Data records for software interfaces:
·····

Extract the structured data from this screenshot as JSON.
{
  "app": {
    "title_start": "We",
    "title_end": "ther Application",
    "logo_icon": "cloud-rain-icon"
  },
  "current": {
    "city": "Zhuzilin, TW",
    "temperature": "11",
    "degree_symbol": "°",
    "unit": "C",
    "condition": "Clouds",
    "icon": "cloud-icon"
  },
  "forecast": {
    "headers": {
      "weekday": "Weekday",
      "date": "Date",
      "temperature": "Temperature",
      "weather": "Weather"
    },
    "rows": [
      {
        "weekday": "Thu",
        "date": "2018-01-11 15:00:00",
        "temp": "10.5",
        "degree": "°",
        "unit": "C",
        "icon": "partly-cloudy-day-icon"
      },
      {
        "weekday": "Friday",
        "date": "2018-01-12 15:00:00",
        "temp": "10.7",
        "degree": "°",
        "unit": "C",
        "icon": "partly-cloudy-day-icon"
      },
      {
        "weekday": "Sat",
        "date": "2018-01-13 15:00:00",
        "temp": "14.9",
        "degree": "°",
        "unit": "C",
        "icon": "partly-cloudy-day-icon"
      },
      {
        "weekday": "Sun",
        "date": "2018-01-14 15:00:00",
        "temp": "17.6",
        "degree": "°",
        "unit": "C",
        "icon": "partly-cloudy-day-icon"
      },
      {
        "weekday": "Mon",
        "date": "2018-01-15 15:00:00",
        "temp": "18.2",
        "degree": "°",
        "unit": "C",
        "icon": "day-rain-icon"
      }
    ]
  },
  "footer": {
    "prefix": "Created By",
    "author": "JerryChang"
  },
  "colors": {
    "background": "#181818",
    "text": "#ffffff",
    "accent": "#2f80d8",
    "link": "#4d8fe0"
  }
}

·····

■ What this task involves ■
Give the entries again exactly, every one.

■ Exercise response ■
Extract the structured data from this screenshot as JSON.
{
  "app": {
    "title_start": "We",
    "title_end": "ther Application",
    "logo_icon": "cloud-rain-icon"
  },
  "current": {
    "city": "Zhuzilin, TW",
    "temperature": "11",
    "degree_symbol": "°",
    "unit": "C",
    "condition": "Clouds",
    "icon": "cloud-icon"
  },
  "forecast": {
    "headers": {
      "weekday": "Weekday",
      "date": "Date",
      "temperature": "Temperature",
      "weather": "Weather"
    },
    "rows": [
      {
        "weekday": "Thu",
        "date": "2018-01-11 15:00:00",
        "temp": "10.5",
        "degree": "°",
        "unit": "C",
        "icon": "partly-cloudy-day-icon"
      },
      {
        "weekday": "Friday",
        "date": "2018-01-12 15:00:00",
        "temp": "10.7",
        "degree": "°",
        "unit": "C",
        "icon": "partly-cloudy-day-icon"
      },
      {
        "weekday": "Sat",
        "date": "2018-01-13 15:00:00",
        "temp": "14.9",
        "degree": "°",
        "unit": "C",
        "icon": "partly-cloudy-day-icon"
      },
      {
        "weekday": "Sun",
        "date": "2018-01-14 15:00:00",
        "temp": "17.6",
        "degree": "°",
        "unit": "C",
        "icon": "partly-cloudy-day-icon"
      },
      {
        "weekday": "Mon",
        "date": "2018-01-15 15:00:00",
        "temp": "18.2",
        "degree": "°",
        "unit": "C",
        "icon": "day-rain-icon"
      }
    ]
  },
  "footer": {
    "prefix": "Created By",
    "author": "JerryChang"
  },
  "colors": {
    "background": "#181818",
    "text": "#ffffff",
    "accent": "#2f80d8",
    "link": "#4d8fe0"
  }
}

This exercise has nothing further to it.